Developer of proposed rail depot south of Northampton agrees purchase of farmland
The developer of a proposed rail depot on land south of Northampton has reached an agreement with the landowner to purchase a plot of farmland.
Roxhill's Northampton Gateway proposal could see a Strategic Rail Freight Interchange (SRFI) comprising large warehouses built on land east of the West Coast Main Line and next to junction 15 of the M1, between Collingtree and Roade.
The application is being examined and will be approved or rejected by the Government's Planning Inspectorate (PINS) rather than local authority because it is deemed a nationally significant infrastructure project.
At a compulsory acquisition hearing on December 20, representatives of the Northampton Gateway applicant Roxhill told the panel it had reached an agreement with the Irlam family over a parcel of land on the Stoke Plain Farm, near Stoke Bruerne.
"Agreements have been signed for that and we are waiting for them to complete," said Laura-Beth Hutton of Eversheds Sutherland, the firm representing Roxhill.
The panel also heard that discussions with Highways England were "progressing very well" in relation to acquiring the rights to a footbridge over the motorway near Collingtree.
Roxhill also hopes to acquire the area of woodland on the other side of the footbridge.
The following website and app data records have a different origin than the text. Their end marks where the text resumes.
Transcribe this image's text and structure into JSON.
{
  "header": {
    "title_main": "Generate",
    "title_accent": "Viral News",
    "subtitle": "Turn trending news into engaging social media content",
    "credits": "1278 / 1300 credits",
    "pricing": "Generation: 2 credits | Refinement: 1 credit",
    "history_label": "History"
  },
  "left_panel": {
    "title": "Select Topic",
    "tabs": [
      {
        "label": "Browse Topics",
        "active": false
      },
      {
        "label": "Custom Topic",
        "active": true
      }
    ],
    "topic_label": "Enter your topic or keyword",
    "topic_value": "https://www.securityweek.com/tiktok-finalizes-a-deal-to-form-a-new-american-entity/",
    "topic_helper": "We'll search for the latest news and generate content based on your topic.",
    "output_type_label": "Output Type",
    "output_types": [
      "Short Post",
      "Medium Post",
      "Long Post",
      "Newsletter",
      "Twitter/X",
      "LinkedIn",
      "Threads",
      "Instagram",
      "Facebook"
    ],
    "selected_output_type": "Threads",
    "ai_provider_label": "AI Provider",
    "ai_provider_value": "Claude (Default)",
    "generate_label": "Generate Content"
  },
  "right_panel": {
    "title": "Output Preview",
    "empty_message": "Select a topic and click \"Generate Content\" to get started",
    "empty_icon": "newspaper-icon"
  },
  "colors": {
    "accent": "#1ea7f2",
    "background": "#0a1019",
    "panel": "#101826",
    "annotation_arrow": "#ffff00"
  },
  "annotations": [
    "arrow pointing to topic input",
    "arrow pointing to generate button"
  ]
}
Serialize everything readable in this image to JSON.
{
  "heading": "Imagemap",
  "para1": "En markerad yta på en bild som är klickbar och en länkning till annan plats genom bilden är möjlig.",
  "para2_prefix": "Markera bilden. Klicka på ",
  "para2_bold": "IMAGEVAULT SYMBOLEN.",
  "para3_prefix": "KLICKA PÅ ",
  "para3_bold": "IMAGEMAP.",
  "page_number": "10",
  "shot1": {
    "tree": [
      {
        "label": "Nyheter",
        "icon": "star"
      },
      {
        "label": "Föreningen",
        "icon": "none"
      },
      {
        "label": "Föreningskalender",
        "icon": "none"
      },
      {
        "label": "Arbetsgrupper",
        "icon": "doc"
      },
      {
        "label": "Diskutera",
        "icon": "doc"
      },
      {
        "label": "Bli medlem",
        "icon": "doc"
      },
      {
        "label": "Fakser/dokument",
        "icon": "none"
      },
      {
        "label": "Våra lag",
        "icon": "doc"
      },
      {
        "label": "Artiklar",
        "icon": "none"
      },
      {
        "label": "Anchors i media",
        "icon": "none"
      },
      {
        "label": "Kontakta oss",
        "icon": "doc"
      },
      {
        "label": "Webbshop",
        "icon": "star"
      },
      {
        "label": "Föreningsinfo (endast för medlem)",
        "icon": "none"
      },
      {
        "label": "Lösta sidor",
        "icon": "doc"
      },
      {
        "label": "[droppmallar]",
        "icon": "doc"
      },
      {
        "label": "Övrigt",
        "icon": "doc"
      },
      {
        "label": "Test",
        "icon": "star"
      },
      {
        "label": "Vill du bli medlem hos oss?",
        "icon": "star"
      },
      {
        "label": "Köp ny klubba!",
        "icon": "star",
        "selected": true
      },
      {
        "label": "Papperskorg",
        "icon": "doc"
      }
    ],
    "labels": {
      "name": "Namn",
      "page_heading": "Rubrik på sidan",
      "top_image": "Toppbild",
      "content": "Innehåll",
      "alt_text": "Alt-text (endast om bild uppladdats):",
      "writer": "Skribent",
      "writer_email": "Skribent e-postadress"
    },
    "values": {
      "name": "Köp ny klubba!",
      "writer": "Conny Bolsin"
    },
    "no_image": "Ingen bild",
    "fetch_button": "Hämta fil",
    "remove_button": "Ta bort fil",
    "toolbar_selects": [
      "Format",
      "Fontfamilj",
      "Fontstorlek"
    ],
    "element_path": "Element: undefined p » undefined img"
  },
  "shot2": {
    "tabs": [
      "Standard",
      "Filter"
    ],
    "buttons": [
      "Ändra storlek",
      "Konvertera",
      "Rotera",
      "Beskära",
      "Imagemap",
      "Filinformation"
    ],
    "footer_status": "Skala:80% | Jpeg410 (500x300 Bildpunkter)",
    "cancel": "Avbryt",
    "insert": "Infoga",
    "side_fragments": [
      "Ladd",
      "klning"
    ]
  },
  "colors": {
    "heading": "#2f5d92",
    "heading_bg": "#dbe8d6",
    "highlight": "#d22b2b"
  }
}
A separate application for an SRFI put forward by Ashfield Land is also being examined by PINS.
The Rail Central freight interchange proposes to build a number of warehouses on the land in between the West Coast Main Line and the Northampton Loop Line railways.
Its depots would occupy land between Milton Malsor, Blisworth and Roade.
Ashfield Land have objected to Roxhill's attempted acquisition of two plots of farmland next to the West Coast Main Line near Milton Malsor.
The two land parcels - known as plots 1/7 and 1/15 - are common to both rail freight applications.
Hereward Phillpott QC, representing Ashfield Land, told the panel at the December 20 hearing: “The central concern that underlines our position on those two plots is to ensure that the exercise of the compulsory acquisition powers doesn’t prevent the Rail Central project being developed in an acceptable manner.
"And if at the end of the examination, the examining authority and the secretary of state are satisfied that that is the position, then those concerns will have been addressed.
“We have deliberately designed our application in order to enable it to accommodate the physical loss of those areas of land but those areas of land are nevertheless important for our scheme because they are the location of an area of interaction between the two schemes.”
The next compulsory acquisition hearing is on March 13.